Data records for software interfaces:
- Opening Delimiter -

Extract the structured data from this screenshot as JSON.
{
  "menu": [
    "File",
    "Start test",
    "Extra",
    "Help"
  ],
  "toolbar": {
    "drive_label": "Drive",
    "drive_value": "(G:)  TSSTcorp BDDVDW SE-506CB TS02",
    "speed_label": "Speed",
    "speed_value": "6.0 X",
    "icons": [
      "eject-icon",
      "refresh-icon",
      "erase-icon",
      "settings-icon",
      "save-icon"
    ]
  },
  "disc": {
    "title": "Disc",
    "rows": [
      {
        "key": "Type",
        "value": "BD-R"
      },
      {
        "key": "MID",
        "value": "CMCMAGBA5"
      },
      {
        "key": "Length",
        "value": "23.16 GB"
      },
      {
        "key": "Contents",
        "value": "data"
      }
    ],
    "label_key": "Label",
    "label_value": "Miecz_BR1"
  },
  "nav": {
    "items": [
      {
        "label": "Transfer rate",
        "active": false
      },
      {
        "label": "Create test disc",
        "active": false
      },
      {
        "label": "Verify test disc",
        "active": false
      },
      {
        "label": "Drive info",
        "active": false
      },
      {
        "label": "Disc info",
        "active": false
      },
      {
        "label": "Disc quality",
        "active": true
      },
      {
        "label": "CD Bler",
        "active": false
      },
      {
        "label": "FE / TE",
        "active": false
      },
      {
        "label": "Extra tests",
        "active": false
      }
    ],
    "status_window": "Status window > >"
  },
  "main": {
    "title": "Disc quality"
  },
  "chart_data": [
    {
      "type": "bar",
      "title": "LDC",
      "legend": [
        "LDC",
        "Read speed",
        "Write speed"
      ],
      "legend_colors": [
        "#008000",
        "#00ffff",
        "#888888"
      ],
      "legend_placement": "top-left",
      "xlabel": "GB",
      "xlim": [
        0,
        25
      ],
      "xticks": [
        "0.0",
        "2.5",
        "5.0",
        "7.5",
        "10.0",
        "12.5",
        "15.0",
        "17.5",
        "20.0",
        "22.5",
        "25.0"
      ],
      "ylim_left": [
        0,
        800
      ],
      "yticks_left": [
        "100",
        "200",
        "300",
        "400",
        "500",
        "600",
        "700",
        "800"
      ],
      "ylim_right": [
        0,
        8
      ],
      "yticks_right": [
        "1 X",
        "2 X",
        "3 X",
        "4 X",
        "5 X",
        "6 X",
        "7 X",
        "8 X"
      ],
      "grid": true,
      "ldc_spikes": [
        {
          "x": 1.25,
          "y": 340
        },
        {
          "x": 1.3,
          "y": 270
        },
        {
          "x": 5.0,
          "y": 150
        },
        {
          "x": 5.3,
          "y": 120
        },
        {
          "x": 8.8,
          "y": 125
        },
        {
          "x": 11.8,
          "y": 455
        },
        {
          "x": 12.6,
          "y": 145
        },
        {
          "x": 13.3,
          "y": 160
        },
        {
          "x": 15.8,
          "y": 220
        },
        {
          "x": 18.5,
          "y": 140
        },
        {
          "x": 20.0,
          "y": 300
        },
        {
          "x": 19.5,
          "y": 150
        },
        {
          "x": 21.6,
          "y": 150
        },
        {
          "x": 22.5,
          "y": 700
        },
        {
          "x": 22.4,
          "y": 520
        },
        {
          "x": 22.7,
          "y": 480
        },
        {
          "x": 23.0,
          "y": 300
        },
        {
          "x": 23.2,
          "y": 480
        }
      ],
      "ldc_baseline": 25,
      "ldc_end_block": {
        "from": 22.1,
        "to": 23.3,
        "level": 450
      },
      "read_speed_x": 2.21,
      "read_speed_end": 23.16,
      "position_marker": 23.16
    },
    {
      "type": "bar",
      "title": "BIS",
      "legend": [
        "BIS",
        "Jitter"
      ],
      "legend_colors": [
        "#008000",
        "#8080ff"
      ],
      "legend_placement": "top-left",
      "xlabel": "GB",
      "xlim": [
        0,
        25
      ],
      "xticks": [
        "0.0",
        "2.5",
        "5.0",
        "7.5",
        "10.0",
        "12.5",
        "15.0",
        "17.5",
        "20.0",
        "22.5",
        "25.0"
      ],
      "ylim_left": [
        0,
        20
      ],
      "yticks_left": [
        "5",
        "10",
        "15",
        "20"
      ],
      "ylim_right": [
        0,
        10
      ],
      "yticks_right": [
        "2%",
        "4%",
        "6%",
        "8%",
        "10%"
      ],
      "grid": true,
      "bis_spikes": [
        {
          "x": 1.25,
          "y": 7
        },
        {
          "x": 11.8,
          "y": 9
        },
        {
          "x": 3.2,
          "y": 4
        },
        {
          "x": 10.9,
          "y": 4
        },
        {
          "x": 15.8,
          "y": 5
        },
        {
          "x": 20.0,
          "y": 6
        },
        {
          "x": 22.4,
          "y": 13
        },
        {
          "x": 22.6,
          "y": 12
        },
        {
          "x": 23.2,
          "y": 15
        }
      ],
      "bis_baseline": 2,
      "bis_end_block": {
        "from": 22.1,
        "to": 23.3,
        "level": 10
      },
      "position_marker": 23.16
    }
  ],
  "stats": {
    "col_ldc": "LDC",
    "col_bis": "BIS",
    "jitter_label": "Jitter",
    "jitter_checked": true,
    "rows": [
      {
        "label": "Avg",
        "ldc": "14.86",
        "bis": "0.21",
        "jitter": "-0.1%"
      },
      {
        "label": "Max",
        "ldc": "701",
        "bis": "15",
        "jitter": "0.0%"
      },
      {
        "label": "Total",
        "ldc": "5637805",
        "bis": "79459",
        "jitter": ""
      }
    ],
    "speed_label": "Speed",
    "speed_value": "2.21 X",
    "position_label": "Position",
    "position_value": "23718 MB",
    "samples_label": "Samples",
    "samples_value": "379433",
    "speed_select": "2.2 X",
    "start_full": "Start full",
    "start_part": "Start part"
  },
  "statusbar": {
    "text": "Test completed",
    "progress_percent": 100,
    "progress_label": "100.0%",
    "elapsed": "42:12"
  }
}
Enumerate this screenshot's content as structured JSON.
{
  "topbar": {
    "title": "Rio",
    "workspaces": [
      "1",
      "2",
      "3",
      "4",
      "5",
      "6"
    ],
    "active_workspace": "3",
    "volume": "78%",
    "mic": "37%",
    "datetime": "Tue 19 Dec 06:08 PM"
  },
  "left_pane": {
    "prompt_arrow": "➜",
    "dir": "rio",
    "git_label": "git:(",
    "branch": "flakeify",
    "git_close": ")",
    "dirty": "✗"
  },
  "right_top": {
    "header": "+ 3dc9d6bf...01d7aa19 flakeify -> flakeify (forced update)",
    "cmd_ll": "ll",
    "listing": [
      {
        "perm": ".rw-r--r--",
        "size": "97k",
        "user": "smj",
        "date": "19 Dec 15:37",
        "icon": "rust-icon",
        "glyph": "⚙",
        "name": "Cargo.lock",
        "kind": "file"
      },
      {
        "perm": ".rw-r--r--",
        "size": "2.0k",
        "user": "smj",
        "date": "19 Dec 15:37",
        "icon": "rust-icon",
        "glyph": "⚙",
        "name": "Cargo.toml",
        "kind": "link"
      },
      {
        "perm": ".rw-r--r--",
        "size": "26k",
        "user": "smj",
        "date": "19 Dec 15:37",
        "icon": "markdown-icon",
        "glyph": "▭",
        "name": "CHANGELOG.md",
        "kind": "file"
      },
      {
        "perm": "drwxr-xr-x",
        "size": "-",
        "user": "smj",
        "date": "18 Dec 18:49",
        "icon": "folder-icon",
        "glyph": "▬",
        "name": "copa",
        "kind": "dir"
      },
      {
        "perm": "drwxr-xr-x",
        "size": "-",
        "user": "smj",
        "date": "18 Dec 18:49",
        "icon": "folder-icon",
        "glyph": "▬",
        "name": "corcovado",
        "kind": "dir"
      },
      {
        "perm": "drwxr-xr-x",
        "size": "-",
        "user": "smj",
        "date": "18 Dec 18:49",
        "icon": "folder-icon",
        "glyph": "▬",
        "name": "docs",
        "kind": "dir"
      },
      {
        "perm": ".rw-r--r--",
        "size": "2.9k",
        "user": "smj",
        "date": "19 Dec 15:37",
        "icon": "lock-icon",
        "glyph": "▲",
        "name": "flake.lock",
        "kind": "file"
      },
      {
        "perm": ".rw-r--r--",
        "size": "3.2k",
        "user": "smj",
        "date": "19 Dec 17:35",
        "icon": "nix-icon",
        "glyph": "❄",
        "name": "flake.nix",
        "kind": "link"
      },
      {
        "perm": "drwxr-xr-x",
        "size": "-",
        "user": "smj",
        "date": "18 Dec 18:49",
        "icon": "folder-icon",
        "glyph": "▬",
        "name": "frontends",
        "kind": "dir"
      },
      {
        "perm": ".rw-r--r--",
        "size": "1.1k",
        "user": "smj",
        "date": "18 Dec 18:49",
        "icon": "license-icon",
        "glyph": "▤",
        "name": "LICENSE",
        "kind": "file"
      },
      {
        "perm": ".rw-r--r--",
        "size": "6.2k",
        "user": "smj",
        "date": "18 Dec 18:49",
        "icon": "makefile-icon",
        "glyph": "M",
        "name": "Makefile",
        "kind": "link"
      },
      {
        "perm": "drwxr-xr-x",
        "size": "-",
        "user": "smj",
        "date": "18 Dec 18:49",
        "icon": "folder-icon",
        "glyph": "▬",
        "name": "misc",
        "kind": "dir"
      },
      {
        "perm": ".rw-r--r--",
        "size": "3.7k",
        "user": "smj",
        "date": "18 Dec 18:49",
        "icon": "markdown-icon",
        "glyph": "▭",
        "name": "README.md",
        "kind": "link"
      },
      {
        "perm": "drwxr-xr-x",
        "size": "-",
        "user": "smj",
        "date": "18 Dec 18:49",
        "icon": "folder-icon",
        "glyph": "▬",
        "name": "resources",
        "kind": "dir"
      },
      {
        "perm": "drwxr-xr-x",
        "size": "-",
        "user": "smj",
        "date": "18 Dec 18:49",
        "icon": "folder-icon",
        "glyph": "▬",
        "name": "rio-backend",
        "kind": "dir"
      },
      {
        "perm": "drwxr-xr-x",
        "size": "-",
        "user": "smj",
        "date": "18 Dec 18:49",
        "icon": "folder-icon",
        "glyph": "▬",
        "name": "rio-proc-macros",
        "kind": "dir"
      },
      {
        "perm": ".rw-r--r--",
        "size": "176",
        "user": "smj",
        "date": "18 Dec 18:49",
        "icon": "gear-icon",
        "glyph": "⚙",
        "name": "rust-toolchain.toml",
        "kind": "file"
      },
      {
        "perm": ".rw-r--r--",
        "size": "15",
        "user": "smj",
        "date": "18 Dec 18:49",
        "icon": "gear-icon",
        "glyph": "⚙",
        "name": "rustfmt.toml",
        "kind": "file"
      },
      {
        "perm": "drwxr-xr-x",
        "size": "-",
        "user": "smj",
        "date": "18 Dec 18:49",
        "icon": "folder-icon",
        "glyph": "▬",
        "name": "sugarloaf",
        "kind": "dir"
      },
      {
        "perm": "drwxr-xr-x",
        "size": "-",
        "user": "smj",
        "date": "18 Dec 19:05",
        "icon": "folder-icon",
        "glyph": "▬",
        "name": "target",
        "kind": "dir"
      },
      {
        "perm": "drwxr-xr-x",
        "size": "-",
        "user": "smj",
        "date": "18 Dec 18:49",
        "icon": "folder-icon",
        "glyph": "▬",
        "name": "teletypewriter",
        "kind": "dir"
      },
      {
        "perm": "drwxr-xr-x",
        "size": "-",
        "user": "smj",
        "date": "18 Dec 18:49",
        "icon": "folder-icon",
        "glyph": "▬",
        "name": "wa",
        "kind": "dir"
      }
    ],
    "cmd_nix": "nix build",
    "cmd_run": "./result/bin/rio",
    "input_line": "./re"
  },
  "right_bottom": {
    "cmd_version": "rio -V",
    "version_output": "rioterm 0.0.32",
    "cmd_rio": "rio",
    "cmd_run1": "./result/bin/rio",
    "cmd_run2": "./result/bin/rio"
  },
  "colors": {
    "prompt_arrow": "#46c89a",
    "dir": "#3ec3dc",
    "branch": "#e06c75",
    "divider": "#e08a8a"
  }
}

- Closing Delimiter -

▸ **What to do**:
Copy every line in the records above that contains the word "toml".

▸ **Answer**:
        "name": "Cargo.toml",
        "name": "rust-toolchain.toml",
        "name": "rustfmt.toml",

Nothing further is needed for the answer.